— Data excerpts —
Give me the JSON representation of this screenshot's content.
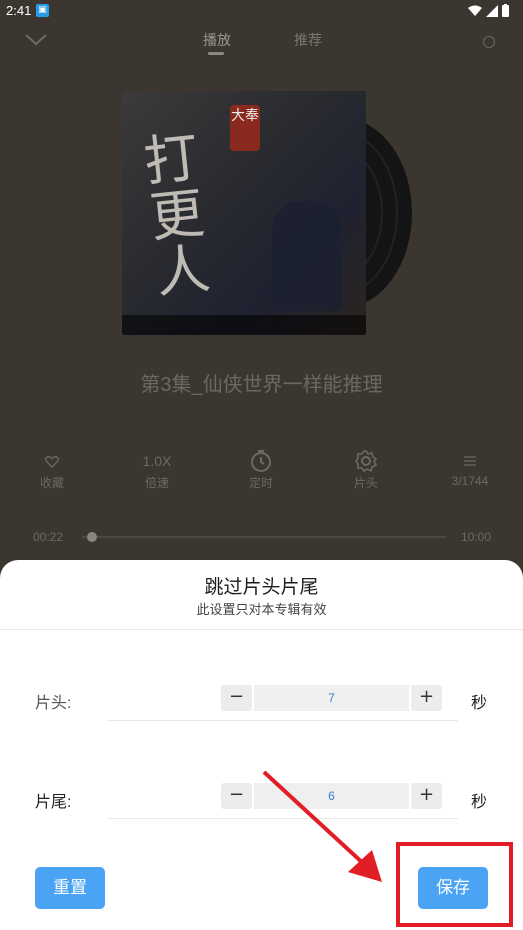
{
  "status_bar": {
    "time": "2:41"
  },
  "header": {
    "tabs": [
      {
        "label": "播放"
      },
      {
        "label": "推荐"
      }
    ],
    "icons": {
      "back": "chevron-down-icon",
      "info": "info-icon"
    }
  },
  "cover": {
    "seal_text": "大奉",
    "title_art": "打更人"
  },
  "episode_title": "第3集_仙侠世界一样能推理",
  "controls": {
    "favorite": {
      "label": "收藏",
      "icon": "heart-icon"
    },
    "speed": {
      "value": "1.0X",
      "label": "倍速"
    },
    "timer": {
      "label": "定时",
      "icon": "timer-icon"
    },
    "intro": {
      "label": "片头",
      "icon": "gear-icon"
    },
    "playlist": {
      "label": "3/1744",
      "icon": "list-icon"
    }
  },
  "progress": {
    "current": "00:22",
    "total": "10:00",
    "fraction": 0.037
  },
  "sheet": {
    "title": "跳过片头片尾",
    "subtitle": "此设置只对本专辑有效",
    "intro_row": {
      "label": "片头:",
      "value": "7",
      "minus": "−",
      "plus": "+",
      "unit": "秒"
    },
    "outro_row": {
      "label": "片尾:",
      "value": "6",
      "minus": "−",
      "plus": "+",
      "unit": "秒"
    },
    "reset_label": "重置",
    "save_label": "保存"
  },
  "colors": {
    "accent": "#4aa3f4",
    "annotation": "#e11e25"
  }
}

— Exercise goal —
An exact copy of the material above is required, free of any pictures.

— Task output —
Give me the JSON representation of this screenshot's content.
{
  "status_bar": {
    "time": "2:41"
  },
  "header": {
    "tabs": [
      {
        "label": "播放"
      },
      {
        "label": "推荐"
      }
    ],
    "icons": {
      "back": "chevron-down-icon",
      "info": "info-icon"
    }
  },
  "cover": {
    "seal_text": "大奉",
    "title_art": "打更人"
  },
  "episode_title": "第3集_仙侠世界一样能推理",
  "controls": {
    "favorite": {
      "label": "收藏",
      "icon": "heart-icon"
    },
    "speed": {
      "value": "1.0X",
      "label": "倍速"
    },
    "timer": {
      "label": "定时",
      "icon": "timer-icon"
    },
    "intro": {
      "label": "片头",
      "icon": "gear-icon"
    },
    "playlist": {
      "label": "3/1744",
      "icon": "list-icon"
    }
  },
  "progress": {
    "current": "00:22",
    "total": "10:00",
    "fraction": 0.037
  },
  "sheet": {
    "title": "跳过片头片尾",
    "subtitle": "此设置只对本专辑有效",
    "intro_row": {
      "label": "片头:",
      "value": "7",
      "minus": "−",
      "plus": "+",
      "unit": "秒"
    },
    "outro_row": {
      "label": "片尾:",
      "value": "6",
      "minus": "−",
      "plus": "+",
      "unit": "秒"
    },
    "reset_label": "重置",
    "save_label": "保存"
  },
  "colors": {
    "accent": "#4aa3f4",
    "annotation": "#e11e25"
  }
}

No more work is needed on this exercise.